= What is expected =
Copy every entry exactly as it stands, though any image it holds should stay out of the copy.

= Supplied records =

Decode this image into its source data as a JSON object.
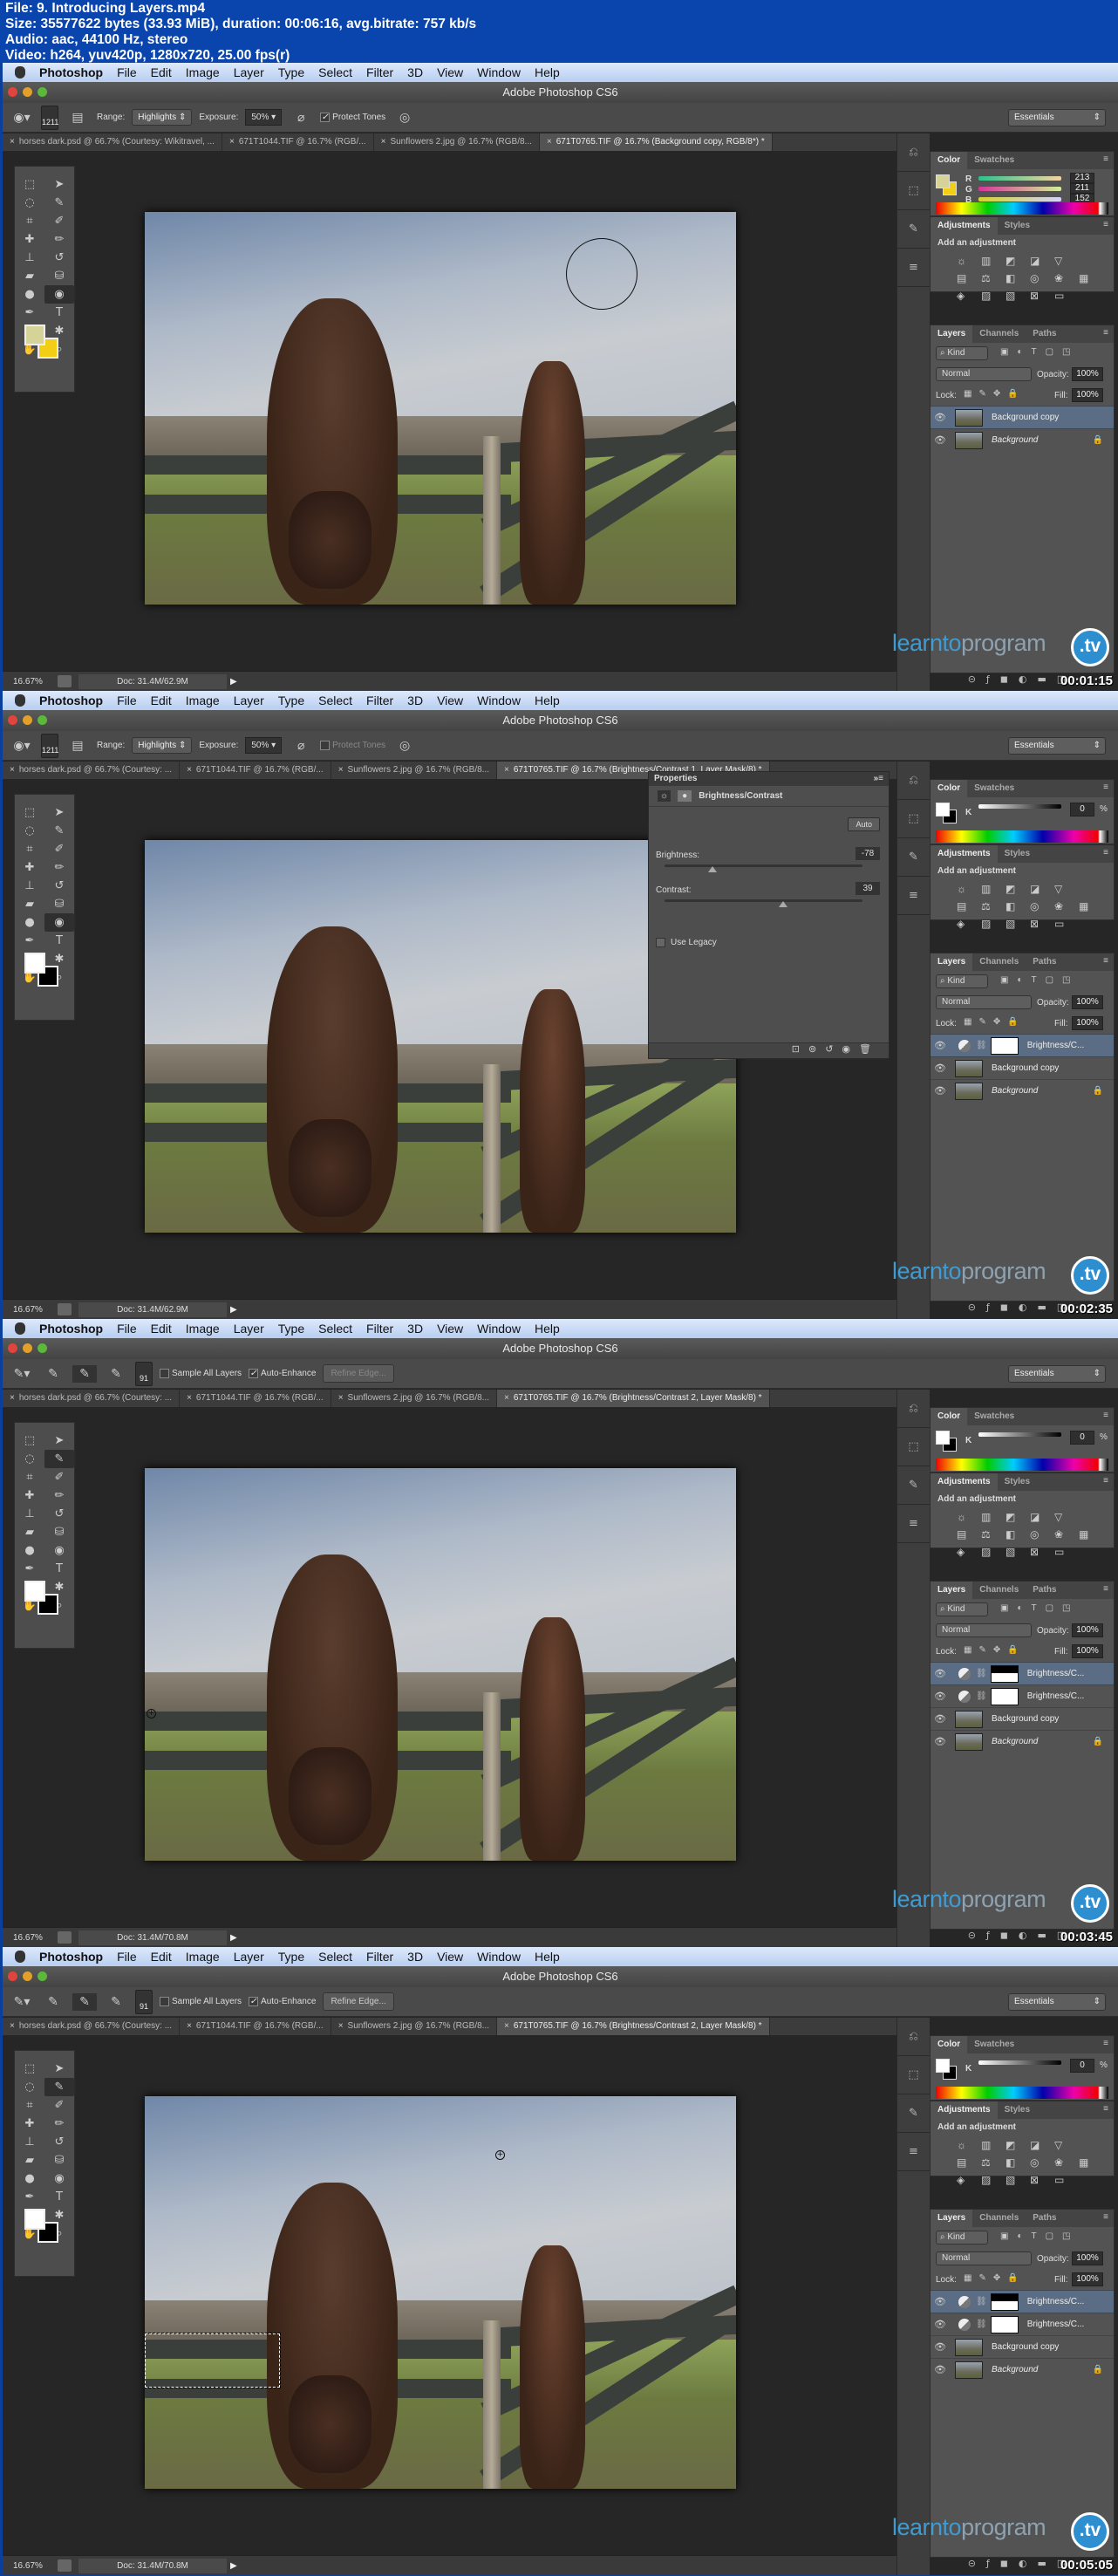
{
  "file_info": {
    "line1": "File: 9. Introducing Layers.mp4",
    "line2": "Size: 35577622 bytes (33.93 MiB), duration: 00:06:16, avg.bitrate: 757 kb/s",
    "line3": "Audio: aac, 44100 Hz, stereo",
    "line4": "Video: h264, yuv420p, 1280x720, 25.00 fps(r)"
  },
  "menu": {
    "app": "Photoshop",
    "items": [
      "File",
      "Edit",
      "Image",
      "Layer",
      "Type",
      "Select",
      "Filter",
      "3D",
      "View",
      "Window",
      "Help"
    ]
  },
  "window_title": "Adobe Photoshop CS6",
  "workspace": "Essentials",
  "logo": {
    "part1": "learnto",
    "part2": "program",
    "badge": ".tv"
  },
  "layer_tabs": [
    "Layers",
    "Channels",
    "Paths"
  ],
  "layer_controls": {
    "kind": "Kind",
    "blend": "Normal",
    "opacity_label": "Opacity:",
    "opacity": "100%",
    "lock_label": "Lock:",
    "fill_label": "Fill:",
    "fill": "100%"
  },
  "color_tabs": [
    "Color",
    "Swatches"
  ],
  "adjust_tabs": [
    "Adjustments",
    "Styles"
  ],
  "adjust_title": "Add an adjustment",
  "frames": [
    {
      "timestamp": "00:01:15",
      "options": {
        "brush_size": "1211",
        "range_label": "Range:",
        "range": "Highlights",
        "exposure_label": "Exposure:",
        "exposure": "50%",
        "protect_tones": "Protect Tones",
        "protect_checked": true
      },
      "doc_tabs": [
        "horses dark.psd @ 66.7% (Courtesy: Wikitravel, ...",
        "671T1044.TIF @ 16.7% (RGB/...",
        "Sunflowers 2.jpg @ 16.7% (RGB/8...",
        "671T0765.TIF @ 16.7% (Background copy, RGB/8*) *"
      ],
      "color": {
        "mode": "RGB",
        "r": "213",
        "g": "211",
        "b": "152",
        "fg": "#d5d398",
        "bg": "#f2cf16"
      },
      "layers": [
        {
          "name": "Background copy",
          "selected": true
        },
        {
          "name": "Background",
          "locked": true
        }
      ],
      "zoom": "16.67%",
      "doc": "Doc: 31.4M/62.9M"
    },
    {
      "timestamp": "00:02:35",
      "options": {
        "brush_size": "1211",
        "range_label": "Range:",
        "range": "Highlights",
        "exposure_label": "Exposure:",
        "exposure": "50%",
        "protect_tones": "Protect Tones",
        "protect_checked": false
      },
      "doc_tabs": [
        "horses dark.psd @ 66.7% (Courtesy: ...",
        "671T1044.TIF @ 16.7% (RGB/...",
        "Sunflowers 2.jpg @ 16.7% (RGB/8...",
        "671T0765.TIF @ 16.7% (Brightness/Contrast 1, Layer Mask/8) *"
      ],
      "color": {
        "mode": "K",
        "k": "0",
        "unit": "%",
        "fg": "#ffffff",
        "bg": "#000000"
      },
      "properties": {
        "title": "Properties",
        "type": "Brightness/Contrast",
        "auto": "Auto",
        "brightness_label": "Brightness:",
        "brightness": "-78",
        "contrast_label": "Contrast:",
        "contrast": "39",
        "legacy": "Use Legacy"
      },
      "layers": [
        {
          "name": "Brightness/C...",
          "selected": true,
          "adjustment": true
        },
        {
          "name": "Background copy"
        },
        {
          "name": "Background",
          "locked": true
        }
      ],
      "zoom": "16.67%",
      "doc": "Doc: 31.4M/62.9M"
    },
    {
      "timestamp": "00:03:45",
      "options": {
        "brush_size": "91",
        "sample_all": "Sample All Layers",
        "auto_enhance": "Auto-Enhance",
        "refine": "Refine Edge..."
      },
      "doc_tabs": [
        "horses dark.psd @ 66.7% (Courtesy: ...",
        "671T1044.TIF @ 16.7% (RGB/...",
        "Sunflowers 2.jpg @ 16.7% (RGB/8...",
        "671T0765.TIF @ 16.7% (Brightness/Contrast 2, Layer Mask/8) *"
      ],
      "color": {
        "mode": "K",
        "k": "0",
        "unit": "%",
        "fg": "#ffffff",
        "bg": "#000000"
      },
      "layers": [
        {
          "name": "Brightness/C...",
          "selected": true,
          "adjustment": true,
          "partial_mask": true
        },
        {
          "name": "Brightness/C...",
          "adjustment": true
        },
        {
          "name": "Background copy"
        },
        {
          "name": "Background",
          "locked": true
        }
      ],
      "zoom": "16.67%",
      "doc": "Doc: 31.4M/70.8M"
    },
    {
      "timestamp": "00:05:05",
      "options": {
        "brush_size": "91",
        "sample_all": "Sample All Layers",
        "auto_enhance": "Auto-Enhance",
        "refine": "Refine Edge..."
      },
      "doc_tabs": [
        "horses dark.psd @ 66.7% (Courtesy: ...",
        "671T1044.TIF @ 16.7% (RGB/...",
        "Sunflowers 2.jpg @ 16.7% (RGB/8...",
        "671T0765.TIF @ 16.7% (Brightness/Contrast 2, Layer Mask/8) *"
      ],
      "color": {
        "mode": "K",
        "k": "0",
        "unit": "%",
        "fg": "#ffffff",
        "bg": "#000000"
      },
      "layers": [
        {
          "name": "Brightness/C...",
          "selected": true,
          "adjustment": true,
          "partial_mask": true
        },
        {
          "name": "Brightness/C...",
          "adjustment": true
        },
        {
          "name": "Background copy"
        },
        {
          "name": "Background",
          "locked": true
        }
      ],
      "zoom": "16.67%",
      "doc": "Doc: 31.4M/70.8M"
    }
  ]
}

= Output for this exercise =
Decode this image into its source data as a JSON object.
{
  "file_info": {
    "line1": "File: 9. Introducing Layers.mp4",
    "line2": "Size: 35577622 bytes (33.93 MiB), duration: 00:06:16, avg.bitrate: 757 kb/s",
    "line3": "Audio: aac, 44100 Hz, stereo",
    "line4": "Video: h264, yuv420p, 1280x720, 25.00 fps(r)"
  },
  "menu": {
    "app": "Photoshop",
    "items": [
      "File",
      "Edit",
      "Image",
      "Layer",
      "Type",
      "Select",
      "Filter",
      "3D",
      "View",
      "Window",
      "Help"
    ]
  },
  "window_title": "Adobe Photoshop CS6",
  "workspace": "Essentials",
  "logo": {
    "part1": "learnto",
    "part2": "program",
    "badge": ".tv"
  },
  "layer_tabs": [
    "Layers",
    "Channels",
    "Paths"
  ],
  "layer_controls": {
    "kind": "Kind",
    "blend": "Normal",
    "opacity_label": "Opacity:",
    "opacity": "100%",
    "lock_label": "Lock:",
    "fill_label": "Fill:",
    "fill": "100%"
  },
  "color_tabs": [
    "Color",
    "Swatches"
  ],
  "adjust_tabs": [
    "Adjustments",
    "Styles"
  ],
  "adjust_title": "Add an adjustment",
  "frames": [
    {
      "timestamp": "00:01:15",
      "options": {
        "brush_size": "1211",
        "range_label": "Range:",
        "range": "Highlights",
        "exposure_label": "Exposure:",
        "exposure": "50%",
        "protect_tones": "Protect Tones",
        "protect_checked": true
      },
      "doc_tabs": [
        "horses dark.psd @ 66.7% (Courtesy: Wikitravel, ...",
        "671T1044.TIF @ 16.7% (RGB/...",
        "Sunflowers 2.jpg @ 16.7% (RGB/8...",
        "671T0765.TIF @ 16.7% (Background copy, RGB/8*) *"
      ],
      "color": {
        "mode": "RGB",
        "r": "213",
        "g": "211",
        "b": "152",
        "fg": "#d5d398",
        "bg": "#f2cf16"
      },
      "layers": [
        {
          "name": "Background copy",
          "selected": true
        },
        {
          "name": "Background",
          "locked": true
        }
      ],
      "zoom": "16.67%",
      "doc": "Doc: 31.4M/62.9M"
    },
    {
      "timestamp": "00:02:35",
      "options": {
        "brush_size": "1211",
        "range_label": "Range:",
        "range": "Highlights",
        "exposure_label": "Exposure:",
        "exposure": "50%",
        "protect_tones": "Protect Tones",
        "protect_checked": false
      },
      "doc_tabs": [
        "horses dark.psd @ 66.7% (Courtesy: ...",
        "671T1044.TIF @ 16.7% (RGB/...",
        "Sunflowers 2.jpg @ 16.7% (RGB/8...",
        "671T0765.TIF @ 16.7% (Brightness/Contrast 1, Layer Mask/8) *"
      ],
      "color": {
        "mode": "K",
        "k": "0",
        "unit": "%",
        "fg": "#ffffff",
        "bg": "#000000"
      },
      "properties": {
        "title": "Properties",
        "type": "Brightness/Contrast",
        "auto": "Auto",
        "brightness_label": "Brightness:",
        "brightness": "-78",
        "contrast_label": "Contrast:",
        "contrast": "39",
        "legacy": "Use Legacy"
      },
      "layers": [
        {
          "name": "Brightness/C...",
          "selected": true,
          "adjustment": true
        },
        {
          "name": "Background copy"
        },
        {
          "name": "Background",
          "locked": true
        }
      ],
      "zoom": "16.67%",
      "doc": "Doc: 31.4M/62.9M"
    },
    {
      "timestamp": "00:03:45",
      "options": {
        "brush_size": "91",
        "sample_all": "Sample All Layers",
        "auto_enhance": "Auto-Enhance",
        "refine": "Refine Edge..."
      },
      "doc_tabs": [
        "horses dark.psd @ 66.7% (Courtesy: ...",
        "671T1044.TIF @ 16.7% (RGB/...",
        "Sunflowers 2.jpg @ 16.7% (RGB/8...",
        "671T0765.TIF @ 16.7% (Brightness/Contrast 2, Layer Mask/8) *"
      ],
      "color": {
        "mode": "K",
        "k": "0",
        "unit": "%",
        "fg": "#ffffff",
        "bg": "#000000"
      },
      "layers": [
        {
          "name": "Brightness/C...",
          "selected": true,
          "adjustment": true,
          "partial_mask": true
        },
        {
          "name": "Brightness/C...",
          "adjustment": true
        },
        {
          "name": "Background copy"
        },
        {
          "name": "Background",
          "locked": true
        }
      ],
      "zoom": "16.67%",
      "doc": "Doc: 31.4M/70.8M"
    },
    {
      "timestamp": "00:05:05",
      "options": {
        "brush_size": "91",
        "sample_all": "Sample All Layers",
        "auto_enhance": "Auto-Enhance",
        "refine": "Refine Edge..."
      },
      "doc_tabs": [
        "horses dark.psd @ 66.7% (Courtesy: ...",
        "671T1044.TIF @ 16.7% (RGB/...",
        "Sunflowers 2.jpg @ 16.7% (RGB/8...",
        "671T0765.TIF @ 16.7% (Brightness/Contrast 2, Layer Mask/8) *"
      ],
      "color": {
        "mode": "K",
        "k": "0",
        "unit": "%",
        "fg": "#ffffff",
        "bg": "#000000"
      },
      "layers": [
        {
          "name": "Brightness/C...",
          "selected": true,
          "adjustment": true,
          "partial_mask": true
        },
        {
          "name": "Brightness/C...",
          "adjustment": true
        },
        {
          "name": "Background copy"
        },
        {
          "name": "Background",
          "locked": true
        }
      ],
      "zoom": "16.67%",
      "doc": "Doc: 31.4M/70.8M"
    }
  ]
}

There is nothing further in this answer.